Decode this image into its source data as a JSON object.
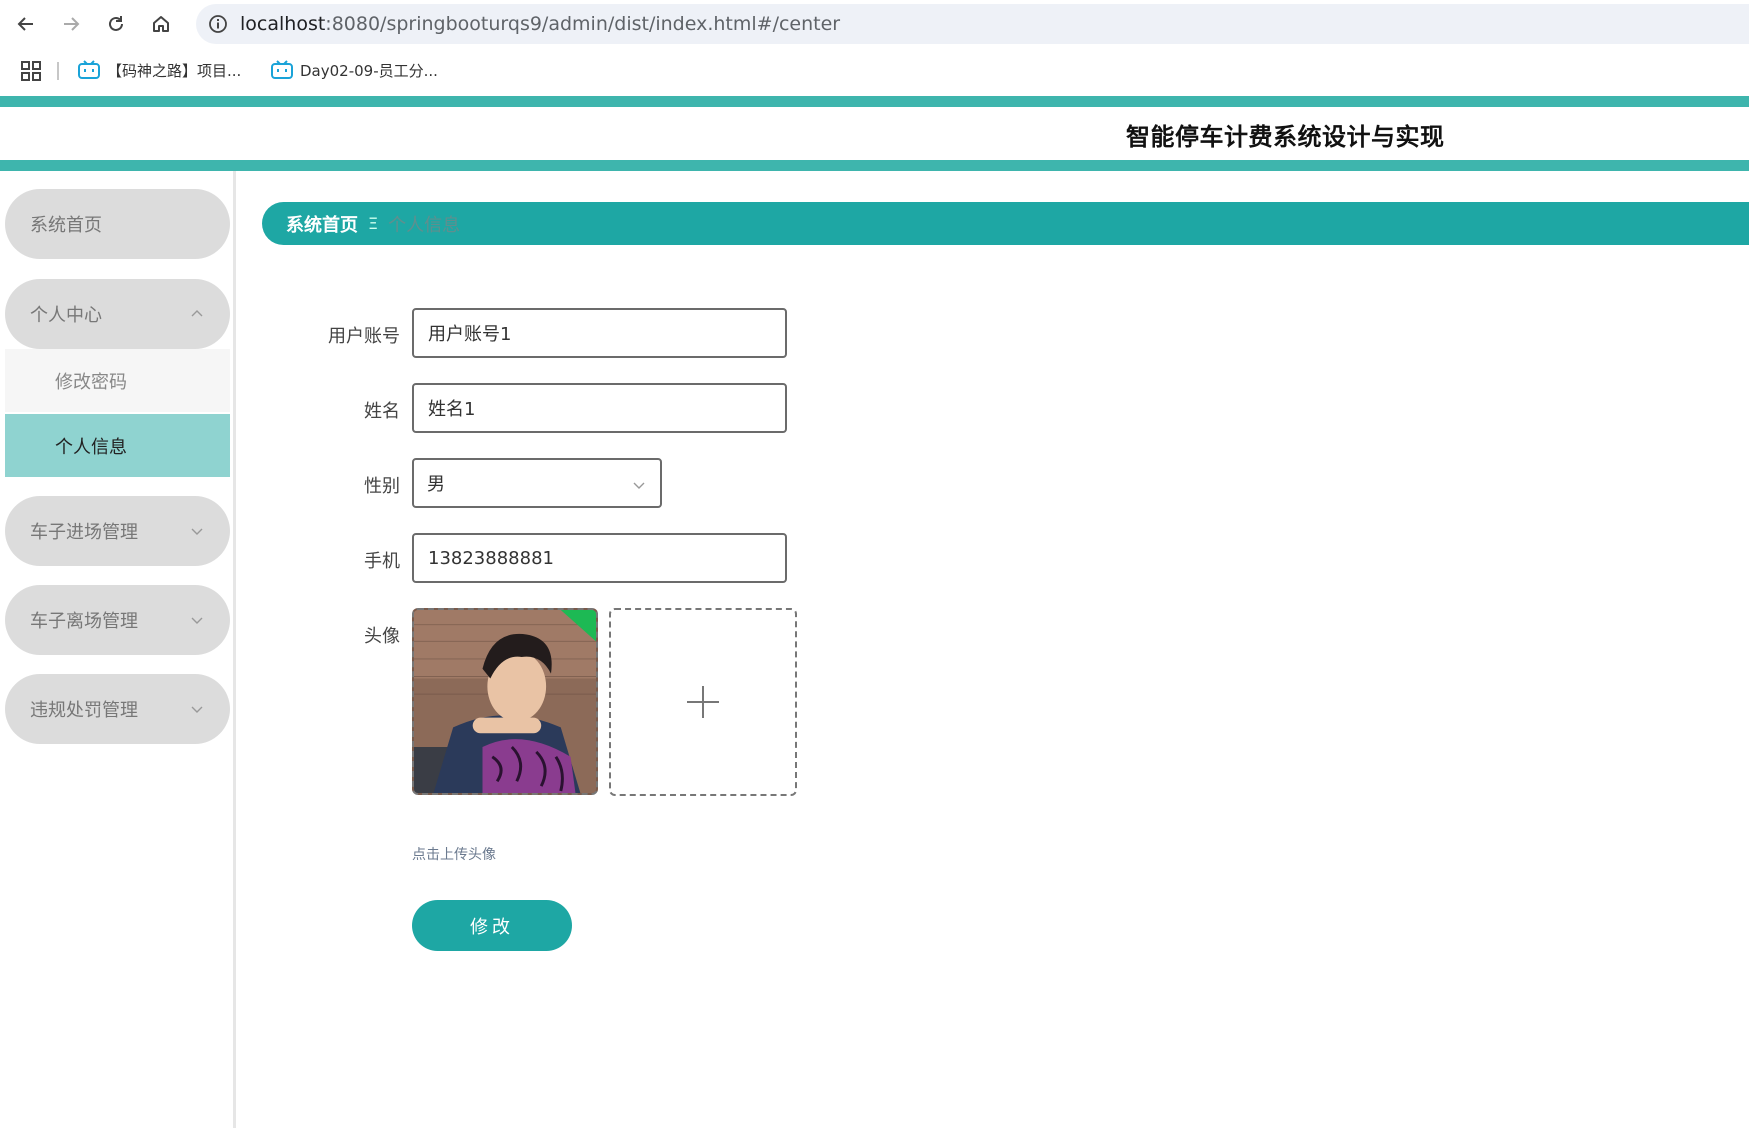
{
  "browser": {
    "url_host": "localhost",
    "url_path": ":8080/springbooturqs9/admin/dist/index.html#/center",
    "bookmarks": [
      {
        "label": "【码神之路】项目..."
      },
      {
        "label": "Day02-09-员工分..."
      }
    ]
  },
  "header": {
    "title": "智能停车计费系统设计与实现"
  },
  "sidebar": {
    "items": [
      {
        "label": "系统首页"
      },
      {
        "label": "个人中心"
      },
      {
        "label": "修改密码"
      },
      {
        "label": "个人信息"
      },
      {
        "label": "车子进场管理"
      },
      {
        "label": "车子离场管理"
      },
      {
        "label": "违规处罚管理"
      }
    ]
  },
  "breadcrumb": {
    "home": "系统首页",
    "separator": "Ξ",
    "current": "个人信息"
  },
  "form": {
    "account_label": "用户账号",
    "account_value": "用户账号1",
    "name_label": "姓名",
    "name_value": "姓名1",
    "gender_label": "性别",
    "gender_value": "男",
    "phone_label": "手机",
    "phone_value": "13823888881",
    "avatar_label": "头像",
    "upload_hint": "点击上传头像",
    "submit_label": "修改"
  },
  "colors": {
    "accent": "#1ea7a4",
    "stripe": "#3eb5ad",
    "active_menu": "#8fd3d0",
    "menu_pill": "#dcdcdc"
  },
  "icons": [
    "back-icon",
    "forward-icon",
    "reload-icon",
    "home-icon",
    "info-icon",
    "apps-icon",
    "bookmark-tv-icon",
    "chevron-up-icon",
    "chevron-down-icon",
    "plus-icon"
  ]
}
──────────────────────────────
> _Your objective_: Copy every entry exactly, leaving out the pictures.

> _Written answer_:
Decode this image into its source data as a JSON object.
{
  "browser": {
    "url_host": "localhost",
    "url_path": ":8080/springbooturqs9/admin/dist/index.html#/center",
    "bookmarks": [
      {
        "label": "【码神之路】项目..."
      },
      {
        "label": "Day02-09-员工分..."
      }
    ]
  },
  "header": {
    "title": "智能停车计费系统设计与实现"
  },
  "sidebar": {
    "items": [
      {
        "label": "系统首页"
      },
      {
        "label": "个人中心"
      },
      {
        "label": "修改密码"
      },
      {
        "label": "个人信息"
      },
      {
        "label": "车子进场管理"
      },
      {
        "label": "车子离场管理"
      },
      {
        "label": "违规处罚管理"
      }
    ]
  },
  "breadcrumb": {
    "home": "系统首页",
    "separator": "Ξ",
    "current": "个人信息"
  },
  "form": {
    "account_label": "用户账号",
    "account_value": "用户账号1",
    "name_label": "姓名",
    "name_value": "姓名1",
    "gender_label": "性别",
    "gender_value": "男",
    "phone_label": "手机",
    "phone_value": "13823888881",
    "avatar_label": "头像",
    "upload_hint": "点击上传头像",
    "submit_label": "修改"
  },
  "colors": {
    "accent": "#1ea7a4",
    "stripe": "#3eb5ad",
    "active_menu": "#8fd3d0",
    "menu_pill": "#dcdcdc"
  },
  "icons": [
    "back-icon",
    "forward-icon",
    "reload-icon",
    "home-icon",
    "info-icon",
    "apps-icon",
    "bookmark-tv-icon",
    "chevron-up-icon",
    "chevron-down-icon",
    "plus-icon"
  ]
}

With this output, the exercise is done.